Collected data:

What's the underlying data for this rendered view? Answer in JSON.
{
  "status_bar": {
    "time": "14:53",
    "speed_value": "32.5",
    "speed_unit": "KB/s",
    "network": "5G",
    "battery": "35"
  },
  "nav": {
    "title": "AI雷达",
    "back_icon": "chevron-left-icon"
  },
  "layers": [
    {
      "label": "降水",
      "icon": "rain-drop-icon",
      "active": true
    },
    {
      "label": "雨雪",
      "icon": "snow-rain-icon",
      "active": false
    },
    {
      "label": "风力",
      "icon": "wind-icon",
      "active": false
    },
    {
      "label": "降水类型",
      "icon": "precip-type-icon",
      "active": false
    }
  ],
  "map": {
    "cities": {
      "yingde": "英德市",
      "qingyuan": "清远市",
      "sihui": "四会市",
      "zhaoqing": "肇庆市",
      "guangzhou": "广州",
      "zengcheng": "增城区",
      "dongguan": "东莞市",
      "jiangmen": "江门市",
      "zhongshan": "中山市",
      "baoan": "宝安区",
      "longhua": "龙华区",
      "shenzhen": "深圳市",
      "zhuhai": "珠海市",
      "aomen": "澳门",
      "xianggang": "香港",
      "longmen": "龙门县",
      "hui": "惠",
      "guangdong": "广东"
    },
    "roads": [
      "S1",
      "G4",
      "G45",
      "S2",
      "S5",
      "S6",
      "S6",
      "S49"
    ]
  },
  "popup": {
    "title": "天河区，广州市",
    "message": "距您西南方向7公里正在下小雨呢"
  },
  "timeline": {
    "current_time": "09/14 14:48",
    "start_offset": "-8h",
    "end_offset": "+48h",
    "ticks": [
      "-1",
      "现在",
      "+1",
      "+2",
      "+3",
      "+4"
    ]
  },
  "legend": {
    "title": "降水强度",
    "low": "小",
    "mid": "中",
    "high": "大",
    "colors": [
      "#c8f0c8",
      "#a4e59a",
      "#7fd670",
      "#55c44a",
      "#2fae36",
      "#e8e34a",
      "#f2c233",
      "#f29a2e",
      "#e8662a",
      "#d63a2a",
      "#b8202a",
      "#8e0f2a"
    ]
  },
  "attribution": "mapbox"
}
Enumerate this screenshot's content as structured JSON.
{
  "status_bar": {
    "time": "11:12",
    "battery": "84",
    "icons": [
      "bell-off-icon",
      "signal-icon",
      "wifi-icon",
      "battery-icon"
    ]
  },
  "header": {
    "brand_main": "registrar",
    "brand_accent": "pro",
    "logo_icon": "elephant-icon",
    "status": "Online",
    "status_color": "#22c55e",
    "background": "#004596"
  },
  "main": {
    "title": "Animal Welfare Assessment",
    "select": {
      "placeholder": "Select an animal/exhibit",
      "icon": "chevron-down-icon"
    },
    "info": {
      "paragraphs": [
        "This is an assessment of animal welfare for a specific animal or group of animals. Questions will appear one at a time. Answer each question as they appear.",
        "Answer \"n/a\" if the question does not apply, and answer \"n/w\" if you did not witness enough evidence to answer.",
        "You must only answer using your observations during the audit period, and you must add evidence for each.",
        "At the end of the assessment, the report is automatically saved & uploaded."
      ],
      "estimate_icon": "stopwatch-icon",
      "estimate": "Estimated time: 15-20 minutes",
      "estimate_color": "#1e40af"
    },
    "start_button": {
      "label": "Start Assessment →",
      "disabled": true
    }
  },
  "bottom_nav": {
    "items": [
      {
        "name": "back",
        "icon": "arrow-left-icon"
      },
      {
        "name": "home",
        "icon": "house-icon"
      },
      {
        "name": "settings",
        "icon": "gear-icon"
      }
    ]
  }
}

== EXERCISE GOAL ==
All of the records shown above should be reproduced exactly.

== COMPLETED TASK ==
What's the underlying data for this rendered view? Answer in JSON.
{
  "status_bar": {
    "time": "14:53",
    "speed_value": "32.5",
    "speed_unit": "KB/s",
    "network": "5G",
    "battery": "35"
  },
  "nav": {
    "title": "AI雷达",
    "back_icon": "chevron-left-icon"
  },
  "layers": [
    {
      "label": "降水",
      "icon": "rain-drop-icon",
      "active": true
    },
    {
      "label": "雨雪",
      "icon": "snow-rain-icon",
      "active": false
    },
    {
      "label": "风力",
      "icon": "wind-icon",
      "active": false
    },
    {
      "label": "降水类型",
      "icon": "precip-type-icon",
      "active": false
    }
  ],
  "map": {
    "cities": {
      "yingde": "英德市",
      "qingyuan": "清远市",
      "sihui": "四会市",
      "zhaoqing": "肇庆市",
      "guangzhou": "广州",
      "zengcheng": "增城区",
      "dongguan": "东莞市",
      "jiangmen": "江门市",
      "zhongshan": "中山市",
      "baoan": "宝安区",
      "longhua": "龙华区",
      "shenzhen": "深圳市",
      "zhuhai": "珠海市",
      "aomen": "澳门",
      "xianggang": "香港",
      "longmen": "龙门县",
      "hui": "惠",
      "guangdong": "广东"
    },
    "roads": [
      "S1",
      "G4",
      "G45",
      "S2",
      "S5",
      "S6",
      "S6",
      "S49"
    ]
  },
  "popup": {
    "title": "天河区，广州市",
    "message": "距您西南方向7公里正在下小雨呢"
  },
  "timeline": {
    "current_time": "09/14 14:48",
    "start_offset": "-8h",
    "end_offset": "+48h",
    "ticks": [
      "-1",
      "现在",
      "+1",
      "+2",
      "+3",
      "+4"
    ]
  },
  "legend": {
    "title": "降水强度",
    "low": "小",
    "mid": "中",
    "high": "大",
    "colors": [
      "#c8f0c8",
      "#a4e59a",
      "#7fd670",
      "#55c44a",
      "#2fae36",
      "#e8e34a",
      "#f2c233",
      "#f29a2e",
      "#e8662a",
      "#d63a2a",
      "#b8202a",
      "#8e0f2a"
    ]
  },
  "attribution": "mapbox"
}
Enumerate this screenshot's content as structured JSON.
{
  "status_bar": {
    "time": "11:12",
    "battery": "84",
    "icons": [
      "bell-off-icon",
      "signal-icon",
      "wifi-icon",
      "battery-icon"
    ]
  },
  "header": {
    "brand_main": "registrar",
    "brand_accent": "pro",
    "logo_icon": "elephant-icon",
    "status": "Online",
    "status_color": "#22c55e",
    "background": "#004596"
  },
  "main": {
    "title": "Animal Welfare Assessment",
    "select": {
      "placeholder": "Select an animal/exhibit",
      "icon": "chevron-down-icon"
    },
    "info": {
      "paragraphs": [
        "This is an assessment of animal welfare for a specific animal or group of animals. Questions will appear one at a time. Answer each question as they appear.",
        "Answer \"n/a\" if the question does not apply, and answer \"n/w\" if you did not witness enough evidence to answer.",
        "You must only answer using your observations during the audit period, and you must add evidence for each.",
        "At the end of the assessment, the report is automatically saved & uploaded."
      ],
      "estimate_icon": "stopwatch-icon",
      "estimate": "Estimated time: 15-20 minutes",
      "estimate_color": "#1e40af"
    },
    "start_button": {
      "label": "Start Assessment →",
      "disabled": true
    }
  },
  "bottom_nav": {
    "items": [
      {
        "name": "back",
        "icon": "arrow-left-icon"
      },
      {
        "name": "home",
        "icon": "house-icon"
      },
      {
        "name": "settings",
        "icon": "gear-icon"
      }
    ]
  }
}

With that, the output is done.